__Assignment__. Please set down the entries below once more, exactly.

__Excerpted data__.

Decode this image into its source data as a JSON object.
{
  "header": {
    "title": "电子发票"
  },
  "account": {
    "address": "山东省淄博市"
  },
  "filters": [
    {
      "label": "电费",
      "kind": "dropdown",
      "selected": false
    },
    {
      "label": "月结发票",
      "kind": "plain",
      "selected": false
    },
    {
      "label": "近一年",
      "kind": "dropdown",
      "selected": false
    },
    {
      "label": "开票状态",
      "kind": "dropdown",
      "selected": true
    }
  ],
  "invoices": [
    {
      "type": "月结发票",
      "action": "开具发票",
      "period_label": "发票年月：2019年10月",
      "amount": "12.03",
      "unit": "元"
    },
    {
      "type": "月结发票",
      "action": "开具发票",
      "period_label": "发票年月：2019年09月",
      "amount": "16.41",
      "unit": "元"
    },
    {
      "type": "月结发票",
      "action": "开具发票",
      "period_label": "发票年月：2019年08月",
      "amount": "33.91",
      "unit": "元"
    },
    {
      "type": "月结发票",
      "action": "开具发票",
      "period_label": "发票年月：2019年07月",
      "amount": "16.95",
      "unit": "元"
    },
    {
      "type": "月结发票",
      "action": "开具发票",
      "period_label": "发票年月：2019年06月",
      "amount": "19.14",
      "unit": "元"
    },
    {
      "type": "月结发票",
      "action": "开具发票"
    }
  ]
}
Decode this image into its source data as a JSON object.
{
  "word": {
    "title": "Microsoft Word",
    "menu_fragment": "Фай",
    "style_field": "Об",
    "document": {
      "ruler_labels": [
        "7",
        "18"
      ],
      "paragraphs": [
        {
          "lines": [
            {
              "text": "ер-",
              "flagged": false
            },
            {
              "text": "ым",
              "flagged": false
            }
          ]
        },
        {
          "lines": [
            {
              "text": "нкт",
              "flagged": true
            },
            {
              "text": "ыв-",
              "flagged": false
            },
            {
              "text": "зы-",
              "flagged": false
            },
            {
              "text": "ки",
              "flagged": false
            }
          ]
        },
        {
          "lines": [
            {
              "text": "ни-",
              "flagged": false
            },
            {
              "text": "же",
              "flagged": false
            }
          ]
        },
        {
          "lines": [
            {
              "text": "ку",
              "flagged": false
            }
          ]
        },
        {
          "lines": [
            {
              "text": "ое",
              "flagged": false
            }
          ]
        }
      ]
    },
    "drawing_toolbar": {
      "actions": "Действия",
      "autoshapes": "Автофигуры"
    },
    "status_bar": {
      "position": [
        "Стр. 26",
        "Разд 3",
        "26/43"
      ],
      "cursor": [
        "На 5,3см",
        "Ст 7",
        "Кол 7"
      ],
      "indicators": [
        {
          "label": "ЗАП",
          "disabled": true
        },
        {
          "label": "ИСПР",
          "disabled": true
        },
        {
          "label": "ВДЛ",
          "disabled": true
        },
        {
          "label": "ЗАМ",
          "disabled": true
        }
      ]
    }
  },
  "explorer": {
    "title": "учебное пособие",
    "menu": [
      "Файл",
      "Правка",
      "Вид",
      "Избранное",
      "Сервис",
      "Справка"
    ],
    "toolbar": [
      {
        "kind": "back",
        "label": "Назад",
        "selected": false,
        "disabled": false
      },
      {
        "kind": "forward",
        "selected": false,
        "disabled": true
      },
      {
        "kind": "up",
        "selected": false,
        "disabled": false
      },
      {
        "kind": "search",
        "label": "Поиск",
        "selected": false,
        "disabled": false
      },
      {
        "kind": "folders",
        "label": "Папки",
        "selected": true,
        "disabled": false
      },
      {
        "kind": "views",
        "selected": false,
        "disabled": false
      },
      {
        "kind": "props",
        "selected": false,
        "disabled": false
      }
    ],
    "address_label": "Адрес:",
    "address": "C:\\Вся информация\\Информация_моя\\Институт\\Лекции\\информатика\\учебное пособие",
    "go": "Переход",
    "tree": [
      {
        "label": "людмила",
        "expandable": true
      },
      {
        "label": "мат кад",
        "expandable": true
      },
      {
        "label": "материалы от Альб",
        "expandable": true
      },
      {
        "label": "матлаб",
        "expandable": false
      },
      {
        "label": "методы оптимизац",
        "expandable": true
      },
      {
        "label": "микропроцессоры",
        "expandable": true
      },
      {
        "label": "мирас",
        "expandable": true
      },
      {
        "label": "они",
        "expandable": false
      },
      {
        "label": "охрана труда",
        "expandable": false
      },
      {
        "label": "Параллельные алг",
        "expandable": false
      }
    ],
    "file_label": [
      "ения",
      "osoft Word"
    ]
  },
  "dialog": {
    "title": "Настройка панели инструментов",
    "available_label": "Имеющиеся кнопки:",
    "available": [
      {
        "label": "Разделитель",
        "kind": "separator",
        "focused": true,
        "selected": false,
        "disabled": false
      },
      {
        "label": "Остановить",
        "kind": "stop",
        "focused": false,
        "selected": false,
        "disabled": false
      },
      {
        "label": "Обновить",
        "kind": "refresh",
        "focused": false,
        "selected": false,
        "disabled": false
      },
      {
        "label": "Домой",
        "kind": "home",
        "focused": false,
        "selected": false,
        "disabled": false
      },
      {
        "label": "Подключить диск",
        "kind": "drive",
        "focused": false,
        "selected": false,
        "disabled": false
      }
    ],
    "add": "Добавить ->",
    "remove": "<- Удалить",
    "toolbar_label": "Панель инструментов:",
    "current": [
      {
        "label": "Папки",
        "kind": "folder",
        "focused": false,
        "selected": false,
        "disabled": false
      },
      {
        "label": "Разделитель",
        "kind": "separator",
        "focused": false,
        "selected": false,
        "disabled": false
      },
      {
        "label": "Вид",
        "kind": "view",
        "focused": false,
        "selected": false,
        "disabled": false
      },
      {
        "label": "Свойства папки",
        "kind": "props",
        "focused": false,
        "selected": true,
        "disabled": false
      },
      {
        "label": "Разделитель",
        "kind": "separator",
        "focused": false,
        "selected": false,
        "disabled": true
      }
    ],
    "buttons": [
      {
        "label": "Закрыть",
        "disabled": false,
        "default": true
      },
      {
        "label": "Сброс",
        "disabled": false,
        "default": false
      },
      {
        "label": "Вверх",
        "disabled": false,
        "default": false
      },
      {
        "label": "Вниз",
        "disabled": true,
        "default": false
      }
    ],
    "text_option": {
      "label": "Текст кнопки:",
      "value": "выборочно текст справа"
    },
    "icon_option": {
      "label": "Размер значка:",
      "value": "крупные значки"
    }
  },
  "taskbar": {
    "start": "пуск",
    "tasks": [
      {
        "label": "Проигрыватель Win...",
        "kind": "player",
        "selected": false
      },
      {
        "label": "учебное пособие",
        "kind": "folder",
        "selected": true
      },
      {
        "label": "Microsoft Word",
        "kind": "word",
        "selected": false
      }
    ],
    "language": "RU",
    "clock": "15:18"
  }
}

__Exercise response__.
Decode this image into its source data as a JSON object.
{
  "header": {
    "title": "电子发票"
  },
  "account": {
    "address": "山东省淄博市"
  },
  "filters": [
    {
      "label": "电费",
      "kind": "dropdown",
      "selected": false
    },
    {
      "label": "月结发票",
      "kind": "plain",
      "selected": false
    },
    {
      "label": "近一年",
      "kind": "dropdown",
      "selected": false
    },
    {
      "label": "开票状态",
      "kind": "dropdown",
      "selected": true
    }
  ],
  "invoices": [
    {
      "type": "月结发票",
      "action": "开具发票",
      "period_label": "发票年月：2019年10月",
      "amount": "12.03",
      "unit": "元"
    },
    {
      "type": "月结发票",
      "action": "开具发票",
      "period_label": "发票年月：2019年09月",
      "amount": "16.41",
      "unit": "元"
    },
    {
      "type": "月结发票",
      "action": "开具发票",
      "period_label": "发票年月：2019年08月",
      "amount": "33.91",
      "unit": "元"
    },
    {
      "type": "月结发票",
      "action": "开具发票",
      "period_label": "发票年月：2019年07月",
      "amount": "16.95",
      "unit": "元"
    },
    {
      "type": "月结发票",
      "action": "开具发票",
      "period_label": "发票年月：2019年06月",
      "amount": "19.14",
      "unit": "元"
    },
    {
      "type": "月结发票",
      "action": "开具发票"
    }
  ]
}
Decode this image into its source data as a JSON object.
{
  "word": {
    "title": "Microsoft Word",
    "menu_fragment": "Фай",
    "style_field": "Об",
    "document": {
      "ruler_labels": [
        "7",
        "18"
      ],
      "paragraphs": [
        {
          "lines": [
            {
              "text": "ер-",
              "flagged": false
            },
            {
              "text": "ым",
              "flagged": false
            }
          ]
        },
        {
          "lines": [
            {
              "text": "нкт",
              "flagged": true
            },
            {
              "text": "ыв-",
              "flagged": false
            },
            {
              "text": "зы-",
              "flagged": false
            },
            {
              "text": "ки",
              "flagged": false
            }
          ]
        },
        {
          "lines": [
            {
              "text": "ни-",
              "flagged": false
            },
            {
              "text": "же",
              "flagged": false
            }
          ]
        },
        {
          "lines": [
            {
              "text": "ку",
              "flagged": false
            }
          ]
        },
        {
          "lines": [
            {
              "text": "ое",
              "flagged": false
            }
          ]
        }
      ]
    },
    "drawing_toolbar": {
      "actions": "Действия",
      "autoshapes": "Автофигуры"
    },
    "status_bar": {
      "position": [
        "Стр. 26",
        "Разд 3",
        "26/43"
      ],
      "cursor": [
        "На 5,3см",
        "Ст 7",
        "Кол 7"
      ],
      "indicators": [
        {
          "label": "ЗАП",
          "disabled": true
        },
        {
          "label": "ИСПР",
          "disabled": true
        },
        {
          "label": "ВДЛ",
          "disabled": true
        },
        {
          "label": "ЗАМ",
          "disabled": true
        }
      ]
    }
  },
  "explorer": {
    "title": "учебное пособие",
    "menu": [
      "Файл",
      "Правка",
      "Вид",
      "Избранное",
      "Сервис",
      "Справка"
    ],
    "toolbar": [
      {
        "kind": "back",
        "label": "Назад",
        "selected": false,
        "disabled": false
      },
      {
        "kind": "forward",
        "selected": false,
        "disabled": true
      },
      {
        "kind": "up",
        "selected": false,
        "disabled": false
      },
      {
        "kind": "search",
        "label": "Поиск",
        "selected": false,
        "disabled": false
      },
      {
        "kind": "folders",
        "label": "Папки",
        "selected": true,
        "disabled": false
      },
      {
        "kind": "views",
        "selected": false,
        "disabled": false
      },
      {
        "kind": "props",
        "selected": false,
        "disabled": false
      }
    ],
    "address_label": "Адрес:",
    "address": "C:\\Вся информация\\Информация_моя\\Институт\\Лекции\\информатика\\учебное пособие",
    "go": "Переход",
    "tree": [
      {
        "label": "людмила",
        "expandable": true
      },
      {
        "label": "мат кад",
        "expandable": true
      },
      {
        "label": "материалы от Альб",
        "expandable": true
      },
      {
        "label": "матлаб",
        "expandable": false
      },
      {
        "label": "методы оптимизац",
        "expandable": true
      },
      {
        "label": "микропроцессоры",
        "expandable": true
      },
      {
        "label": "мирас",
        "expandable": true
      },
      {
        "label": "они",
        "expandable": false
      },
      {
        "label": "охрана труда",
        "expandable": false
      },
      {
        "label": "Параллельные алг",
        "expandable": false
      }
    ],
    "file_label": [
      "ения",
      "osoft Word"
    ]
  },
  "dialog": {
    "title": "Настройка панели инструментов",
    "available_label": "Имеющиеся кнопки:",
    "available": [
      {
        "label": "Разделитель",
        "kind": "separator",
        "focused": true,
        "selected": false,
        "disabled": false
      },
      {
        "label": "Остановить",
        "kind": "stop",
        "focused": false,
        "selected": false,
        "disabled": false
      },
      {
        "label": "Обновить",
        "kind": "refresh",
        "focused": false,
        "selected": false,
        "disabled": false
      },
      {
        "label": "Домой",
        "kind": "home",
        "focused": false,
        "selected": false,
        "disabled": false
      },
      {
        "label": "Подключить диск",
        "kind": "drive",
        "focused": false,
        "selected": false,
        "disabled": false
      }
    ],
    "add": "Добавить ->",
    "remove": "<- Удалить",
    "toolbar_label": "Панель инструментов:",
    "current": [
      {
        "label": "Папки",
        "kind": "folder",
        "focused": false,
        "selected": false,
        "disabled": false
      },
      {
        "label": "Разделитель",
        "kind": "separator",
        "focused": false,
        "selected": false,
        "disabled": false
      },
      {
        "label": "Вид",
        "kind": "view",
        "focused": false,
        "selected": false,
        "disabled": false
      },
      {
        "label": "Свойства папки",
        "kind": "props",
        "focused": false,
        "selected": true,
        "disabled": false
      },
      {
        "label": "Разделитель",
        "kind": "separator",
        "focused": false,
        "selected": false,
        "disabled": true
      }
    ],
    "buttons": [
      {
        "label": "Закрыть",
        "disabled": false,
        "default": true
      },
      {
        "label": "Сброс",
        "disabled": false,
        "default": false
      },
      {
        "label": "Вверх",
        "disabled": false,
        "default": false
      },
      {
        "label": "Вниз",
        "disabled": true,
        "default": false
      }
    ],
    "text_option": {
      "label": "Текст кнопки:",
      "value": "выборочно текст справа"
    },
    "icon_option": {
      "label": "Размер значка:",
      "value": "крупные значки"
    }
  },
  "taskbar": {
    "start": "пуск",
    "tasks": [
      {
        "label": "Проигрыватель Win...",
        "kind": "player",
        "selected": false
      },
      {
        "label": "учебное пособие",
        "kind": "folder",
        "selected": true
      },
      {
        "label": "Microsoft Word",
        "kind": "word",
        "selected": false
      }
    ],
    "language": "RU",
    "clock": "15:18"
  }
}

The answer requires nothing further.